The Basics of Poker

Poker is a card game that involves betting and the formation of a hand. The objective of the game is to win the pot, which is the sum of all bets placed throughout a betting round. This can be accomplished by calling a bet, raising a bet or folding. There are a number of different variations of the game, including straight poker, 5-card draw, 7-card stud, Omaha and Crazy Pineapple.

There are some basic rules that all players must follow. First, each player must ante (put in some amount of money – usually a dollar or two) to receive their cards. Once all the players have received their cards, a round of betting commences. A player can choose to call a bet (put in the same amount as the betder) or raise a bet. A player can also fold if they do not have a good enough hand to call.

It is important to note that poker requires a lot of luck. You will win some and lose some, but it is up to you to learn from your mistakes and keep working at the game. It is also important to have a strong mental toughness and not let your emotions get the best of you, especially after a bad beat. One of the best ways to improve your game is by studying the games of other experienced players. By observing their gameplay, you can learn from their mistakes and apply successful moves to your own game.

The game of poker has a long history. It has been played in private homes for pennies, on riverboats that plied the Mississippi, and in countless casino poker rooms. Research into the game was conducted in order to establish definitive rules, and these were first published in 1904.

To play poker, players must ante something, which is usually some amount of money. After antes have been put into the pot, players are dealt 2 personal cards and 5 community cards are revealed on the table. The best possible hand is formed from the combination of your two personal cards and the community cards. The winner of the pot is the person who has the highest-ranking hand at the end of the betting round.

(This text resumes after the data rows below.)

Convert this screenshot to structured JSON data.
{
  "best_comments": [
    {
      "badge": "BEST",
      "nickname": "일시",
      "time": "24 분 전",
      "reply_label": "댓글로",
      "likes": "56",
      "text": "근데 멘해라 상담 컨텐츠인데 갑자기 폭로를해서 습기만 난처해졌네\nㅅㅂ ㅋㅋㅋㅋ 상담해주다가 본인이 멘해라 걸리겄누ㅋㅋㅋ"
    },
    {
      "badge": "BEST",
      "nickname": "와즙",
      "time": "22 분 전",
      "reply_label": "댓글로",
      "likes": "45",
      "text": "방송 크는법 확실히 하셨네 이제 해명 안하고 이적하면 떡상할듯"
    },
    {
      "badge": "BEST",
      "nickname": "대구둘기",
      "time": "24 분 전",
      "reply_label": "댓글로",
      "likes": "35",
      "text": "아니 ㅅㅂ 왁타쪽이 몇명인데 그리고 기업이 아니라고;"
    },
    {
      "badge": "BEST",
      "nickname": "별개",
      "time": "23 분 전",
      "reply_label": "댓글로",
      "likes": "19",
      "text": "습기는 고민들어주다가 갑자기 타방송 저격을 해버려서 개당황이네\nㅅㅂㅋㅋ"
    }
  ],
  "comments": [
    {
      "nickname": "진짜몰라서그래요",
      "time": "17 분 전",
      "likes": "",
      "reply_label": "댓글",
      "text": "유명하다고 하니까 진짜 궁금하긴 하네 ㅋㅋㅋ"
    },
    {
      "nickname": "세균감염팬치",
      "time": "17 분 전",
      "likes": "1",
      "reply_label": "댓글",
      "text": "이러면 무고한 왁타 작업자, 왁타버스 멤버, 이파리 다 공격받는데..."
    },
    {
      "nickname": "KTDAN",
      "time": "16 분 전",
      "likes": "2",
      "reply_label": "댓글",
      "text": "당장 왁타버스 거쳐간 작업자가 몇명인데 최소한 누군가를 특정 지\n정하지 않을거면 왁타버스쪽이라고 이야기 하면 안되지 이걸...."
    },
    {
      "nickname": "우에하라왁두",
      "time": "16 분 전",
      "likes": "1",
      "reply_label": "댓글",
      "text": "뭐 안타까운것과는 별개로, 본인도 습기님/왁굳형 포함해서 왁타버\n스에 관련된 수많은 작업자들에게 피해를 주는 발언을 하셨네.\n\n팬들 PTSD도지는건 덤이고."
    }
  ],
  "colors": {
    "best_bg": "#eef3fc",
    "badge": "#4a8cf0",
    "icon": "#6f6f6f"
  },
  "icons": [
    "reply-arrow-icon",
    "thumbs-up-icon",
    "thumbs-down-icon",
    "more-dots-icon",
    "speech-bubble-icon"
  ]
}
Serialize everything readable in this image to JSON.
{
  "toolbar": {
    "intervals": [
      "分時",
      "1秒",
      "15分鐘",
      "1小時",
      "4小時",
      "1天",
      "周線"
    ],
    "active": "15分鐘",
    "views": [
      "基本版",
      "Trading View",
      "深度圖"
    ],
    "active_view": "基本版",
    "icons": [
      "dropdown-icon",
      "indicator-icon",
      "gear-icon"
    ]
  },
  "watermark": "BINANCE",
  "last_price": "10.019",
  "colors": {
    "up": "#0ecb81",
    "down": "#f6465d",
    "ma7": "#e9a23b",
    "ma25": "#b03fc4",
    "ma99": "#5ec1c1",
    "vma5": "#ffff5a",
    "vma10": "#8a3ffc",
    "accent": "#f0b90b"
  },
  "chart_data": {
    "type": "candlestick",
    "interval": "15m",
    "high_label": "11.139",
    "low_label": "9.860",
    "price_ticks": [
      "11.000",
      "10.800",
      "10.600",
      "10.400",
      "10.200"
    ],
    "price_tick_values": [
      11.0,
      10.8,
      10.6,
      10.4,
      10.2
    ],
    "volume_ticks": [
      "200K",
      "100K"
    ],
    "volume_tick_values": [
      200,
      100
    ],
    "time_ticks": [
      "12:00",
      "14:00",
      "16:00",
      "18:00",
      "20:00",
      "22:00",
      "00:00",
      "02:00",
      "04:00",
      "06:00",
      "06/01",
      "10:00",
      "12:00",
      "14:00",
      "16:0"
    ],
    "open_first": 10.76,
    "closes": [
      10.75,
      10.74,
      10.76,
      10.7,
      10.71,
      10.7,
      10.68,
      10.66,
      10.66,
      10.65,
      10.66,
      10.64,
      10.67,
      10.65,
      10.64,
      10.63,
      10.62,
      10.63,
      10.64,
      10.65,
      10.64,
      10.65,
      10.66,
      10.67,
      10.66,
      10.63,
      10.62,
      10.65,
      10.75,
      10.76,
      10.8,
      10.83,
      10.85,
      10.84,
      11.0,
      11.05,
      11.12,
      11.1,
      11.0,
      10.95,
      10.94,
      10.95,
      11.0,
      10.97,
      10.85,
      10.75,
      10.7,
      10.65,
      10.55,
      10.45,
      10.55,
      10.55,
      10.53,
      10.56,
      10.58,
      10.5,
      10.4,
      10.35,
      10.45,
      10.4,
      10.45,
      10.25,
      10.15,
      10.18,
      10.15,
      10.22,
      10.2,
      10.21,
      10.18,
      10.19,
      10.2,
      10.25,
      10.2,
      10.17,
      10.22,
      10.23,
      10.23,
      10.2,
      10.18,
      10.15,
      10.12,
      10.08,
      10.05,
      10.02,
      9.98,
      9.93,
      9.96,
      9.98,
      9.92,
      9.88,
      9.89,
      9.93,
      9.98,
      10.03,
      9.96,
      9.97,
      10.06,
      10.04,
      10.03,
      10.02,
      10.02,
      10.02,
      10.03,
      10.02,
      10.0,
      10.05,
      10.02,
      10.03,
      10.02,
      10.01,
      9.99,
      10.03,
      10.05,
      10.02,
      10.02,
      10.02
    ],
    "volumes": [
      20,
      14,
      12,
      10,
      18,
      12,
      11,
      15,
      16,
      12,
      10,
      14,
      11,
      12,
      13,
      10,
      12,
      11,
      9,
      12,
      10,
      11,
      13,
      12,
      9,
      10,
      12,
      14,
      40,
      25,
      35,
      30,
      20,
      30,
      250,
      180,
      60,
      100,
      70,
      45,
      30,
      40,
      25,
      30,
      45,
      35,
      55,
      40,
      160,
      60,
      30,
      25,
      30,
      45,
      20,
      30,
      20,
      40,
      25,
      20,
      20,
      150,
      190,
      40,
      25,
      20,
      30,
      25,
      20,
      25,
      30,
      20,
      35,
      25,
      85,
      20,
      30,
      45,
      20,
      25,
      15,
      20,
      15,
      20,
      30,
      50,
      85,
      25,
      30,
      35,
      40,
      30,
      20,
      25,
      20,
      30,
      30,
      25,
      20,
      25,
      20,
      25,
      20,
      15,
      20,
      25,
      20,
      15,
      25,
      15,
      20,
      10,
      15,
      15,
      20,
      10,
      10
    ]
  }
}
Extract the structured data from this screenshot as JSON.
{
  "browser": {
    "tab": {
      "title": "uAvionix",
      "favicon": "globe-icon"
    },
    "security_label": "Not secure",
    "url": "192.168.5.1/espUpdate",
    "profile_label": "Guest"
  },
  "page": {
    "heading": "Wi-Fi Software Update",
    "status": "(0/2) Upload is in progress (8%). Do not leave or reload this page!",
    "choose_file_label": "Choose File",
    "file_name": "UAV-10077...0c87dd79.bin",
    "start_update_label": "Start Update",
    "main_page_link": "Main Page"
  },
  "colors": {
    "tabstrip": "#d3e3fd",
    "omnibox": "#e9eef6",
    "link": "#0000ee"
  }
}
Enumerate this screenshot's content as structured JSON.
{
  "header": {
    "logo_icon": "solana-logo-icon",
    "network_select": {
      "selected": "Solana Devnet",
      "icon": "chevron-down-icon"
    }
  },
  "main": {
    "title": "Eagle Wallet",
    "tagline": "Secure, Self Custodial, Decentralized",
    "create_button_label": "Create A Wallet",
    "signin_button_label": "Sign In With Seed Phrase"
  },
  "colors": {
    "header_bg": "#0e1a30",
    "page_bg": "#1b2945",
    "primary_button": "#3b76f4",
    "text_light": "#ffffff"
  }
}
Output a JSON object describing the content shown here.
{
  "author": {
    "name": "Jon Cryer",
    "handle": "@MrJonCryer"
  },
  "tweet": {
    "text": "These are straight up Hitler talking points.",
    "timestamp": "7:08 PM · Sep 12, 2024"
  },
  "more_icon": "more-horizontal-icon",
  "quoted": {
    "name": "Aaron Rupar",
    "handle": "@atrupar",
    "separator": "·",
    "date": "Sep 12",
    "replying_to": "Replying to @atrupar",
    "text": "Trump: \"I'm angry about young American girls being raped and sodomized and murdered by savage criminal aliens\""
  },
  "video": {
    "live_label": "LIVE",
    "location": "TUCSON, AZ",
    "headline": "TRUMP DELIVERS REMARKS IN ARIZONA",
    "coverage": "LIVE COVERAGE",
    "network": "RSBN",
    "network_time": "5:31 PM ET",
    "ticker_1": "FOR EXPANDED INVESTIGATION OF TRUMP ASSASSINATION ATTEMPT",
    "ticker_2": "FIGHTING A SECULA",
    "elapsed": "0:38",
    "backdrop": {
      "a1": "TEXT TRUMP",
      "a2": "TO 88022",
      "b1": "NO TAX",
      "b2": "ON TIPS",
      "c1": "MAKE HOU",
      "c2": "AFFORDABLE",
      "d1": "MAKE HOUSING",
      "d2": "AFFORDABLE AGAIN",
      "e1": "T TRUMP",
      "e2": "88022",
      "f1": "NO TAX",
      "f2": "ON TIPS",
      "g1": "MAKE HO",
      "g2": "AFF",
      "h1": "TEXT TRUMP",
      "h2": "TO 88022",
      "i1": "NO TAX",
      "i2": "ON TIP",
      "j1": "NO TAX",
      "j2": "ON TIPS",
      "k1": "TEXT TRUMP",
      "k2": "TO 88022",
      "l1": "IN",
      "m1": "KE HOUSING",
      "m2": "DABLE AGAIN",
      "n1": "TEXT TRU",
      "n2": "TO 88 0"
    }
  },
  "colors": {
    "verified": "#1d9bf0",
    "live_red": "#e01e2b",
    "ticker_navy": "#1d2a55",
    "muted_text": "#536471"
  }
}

After the flop is dealt, there are a series of rounds where each player can raise, call or fold. Each player has to bet at least the same amount as the person to their left, or they can “drop” (fold). If they drop, they must forfeit any chips they have put into the pot, and they will not be able to make a call on the next betting round.

The game can be a bit intimidating for newcomers, but it is not difficult to learn. The basic rules are easy to understand, and there is a large amount of information available online that can help you master the basics. In addition, you can use a poker study plan to help you focus your study time and improve your game.